Input for this task
···

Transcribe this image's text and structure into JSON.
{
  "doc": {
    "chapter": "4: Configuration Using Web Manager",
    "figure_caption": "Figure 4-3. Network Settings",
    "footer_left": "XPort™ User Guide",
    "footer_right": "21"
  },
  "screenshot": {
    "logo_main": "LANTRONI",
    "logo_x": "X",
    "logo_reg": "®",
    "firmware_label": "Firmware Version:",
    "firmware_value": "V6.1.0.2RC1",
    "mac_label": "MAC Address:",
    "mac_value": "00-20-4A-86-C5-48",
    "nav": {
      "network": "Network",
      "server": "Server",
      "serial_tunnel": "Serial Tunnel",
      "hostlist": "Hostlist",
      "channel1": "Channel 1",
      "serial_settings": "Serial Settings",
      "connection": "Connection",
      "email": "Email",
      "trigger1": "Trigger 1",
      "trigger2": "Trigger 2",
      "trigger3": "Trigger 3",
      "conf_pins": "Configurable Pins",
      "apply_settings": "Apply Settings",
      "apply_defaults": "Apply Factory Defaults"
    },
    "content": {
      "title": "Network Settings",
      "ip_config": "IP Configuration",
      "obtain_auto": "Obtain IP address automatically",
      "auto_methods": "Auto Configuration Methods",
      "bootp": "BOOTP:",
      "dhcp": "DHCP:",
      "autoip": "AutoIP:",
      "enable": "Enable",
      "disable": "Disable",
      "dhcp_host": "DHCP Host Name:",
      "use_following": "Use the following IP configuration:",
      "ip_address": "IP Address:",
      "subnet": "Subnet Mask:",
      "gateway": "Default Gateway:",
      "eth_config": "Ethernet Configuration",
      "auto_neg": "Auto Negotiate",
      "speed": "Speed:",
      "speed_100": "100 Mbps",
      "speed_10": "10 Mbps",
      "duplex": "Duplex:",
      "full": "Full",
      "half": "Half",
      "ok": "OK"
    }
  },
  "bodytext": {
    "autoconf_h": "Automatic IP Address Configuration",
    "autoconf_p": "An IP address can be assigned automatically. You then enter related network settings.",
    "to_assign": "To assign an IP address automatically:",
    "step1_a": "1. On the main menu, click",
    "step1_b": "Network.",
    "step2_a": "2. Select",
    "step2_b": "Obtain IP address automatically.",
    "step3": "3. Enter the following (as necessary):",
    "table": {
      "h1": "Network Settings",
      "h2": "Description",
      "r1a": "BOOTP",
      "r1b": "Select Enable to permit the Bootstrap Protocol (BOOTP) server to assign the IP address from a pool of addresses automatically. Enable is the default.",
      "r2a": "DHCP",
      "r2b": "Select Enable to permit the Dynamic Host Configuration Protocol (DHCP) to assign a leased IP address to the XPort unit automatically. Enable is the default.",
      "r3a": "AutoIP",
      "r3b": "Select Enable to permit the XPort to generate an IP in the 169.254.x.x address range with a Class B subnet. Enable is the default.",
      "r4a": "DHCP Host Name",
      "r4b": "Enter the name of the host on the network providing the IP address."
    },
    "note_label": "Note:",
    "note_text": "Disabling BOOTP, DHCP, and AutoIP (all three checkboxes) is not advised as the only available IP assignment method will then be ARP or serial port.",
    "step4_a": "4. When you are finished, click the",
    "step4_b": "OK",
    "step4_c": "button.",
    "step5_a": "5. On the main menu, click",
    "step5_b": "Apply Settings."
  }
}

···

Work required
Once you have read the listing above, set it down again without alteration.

Written answer
Transcribe this image's text and structure into JSON.
{
  "doc": {
    "chapter": "4: Configuration Using Web Manager",
    "figure_caption": "Figure 4-3. Network Settings",
    "footer_left": "XPort™ User Guide",
    "footer_right": "21"
  },
  "screenshot": {
    "logo_main": "LANTRONI",
    "logo_x": "X",
    "logo_reg": "®",
    "firmware_label": "Firmware Version:",
    "firmware_value": "V6.1.0.2RC1",
    "mac_label": "MAC Address:",
    "mac_value": "00-20-4A-86-C5-48",
    "nav": {
      "network": "Network",
      "server": "Server",
      "serial_tunnel": "Serial Tunnel",
      "hostlist": "Hostlist",
      "channel1": "Channel 1",
      "serial_settings": "Serial Settings",
      "connection": "Connection",
      "email": "Email",
      "trigger1": "Trigger 1",
      "trigger2": "Trigger 2",
      "trigger3": "Trigger 3",
      "conf_pins": "Configurable Pins",
      "apply_settings": "Apply Settings",
      "apply_defaults": "Apply Factory Defaults"
    },
    "content": {
      "title": "Network Settings",
      "ip_config": "IP Configuration",
      "obtain_auto": "Obtain IP address automatically",
      "auto_methods": "Auto Configuration Methods",
      "bootp": "BOOTP:",
      "dhcp": "DHCP:",
      "autoip": "AutoIP:",
      "enable": "Enable",
      "disable": "Disable",
      "dhcp_host": "DHCP Host Name:",
      "use_following": "Use the following IP configuration:",
      "ip_address": "IP Address:",
      "subnet": "Subnet Mask:",
      "gateway": "Default Gateway:",
      "eth_config": "Ethernet Configuration",
      "auto_neg": "Auto Negotiate",
      "speed": "Speed:",
      "speed_100": "100 Mbps",
      "speed_10": "10 Mbps",
      "duplex": "Duplex:",
      "full": "Full",
      "half": "Half",
      "ok": "OK"
    }
  },
  "bodytext": {
    "autoconf_h": "Automatic IP Address Configuration",
    "autoconf_p": "An IP address can be assigned automatically. You then enter related network settings.",
    "to_assign": "To assign an IP address automatically:",
    "step1_a": "1. On the main menu, click",
    "step1_b": "Network.",
    "step2_a": "2. Select",
    "step2_b": "Obtain IP address automatically.",
    "step3": "3. Enter the following (as necessary):",
    "table": {
      "h1": "Network Settings",
      "h2": "Description",
      "r1a": "BOOTP",
      "r1b": "Select Enable to permit the Bootstrap Protocol (BOOTP) server to assign the IP address from a pool of addresses automatically. Enable is the default.",
      "r2a": "DHCP",
      "r2b": "Select Enable to permit the Dynamic Host Configuration Protocol (DHCP) to assign a leased IP address to the XPort unit automatically. Enable is the default.",
      "r3a": "AutoIP",
      "r3b": "Select Enable to permit the XPort to generate an IP in the 169.254.x.x address range with a Class B subnet. Enable is the default.",
      "r4a": "DHCP Host Name",
      "r4b": "Enter the name of the host on the network providing the IP address."
    },
    "note_label": "Note:",
    "note_text": "Disabling BOOTP, DHCP, and AutoIP (all three checkboxes) is not advised as the only available IP assignment method will then be ARP or serial port.",
    "step4_a": "4. When you are finished, click the",
    "step4_b": "OK",
    "step4_c": "button.",
    "step5_a": "5. On the main menu, click",
    "step5_b": "Apply Settings."
  }
}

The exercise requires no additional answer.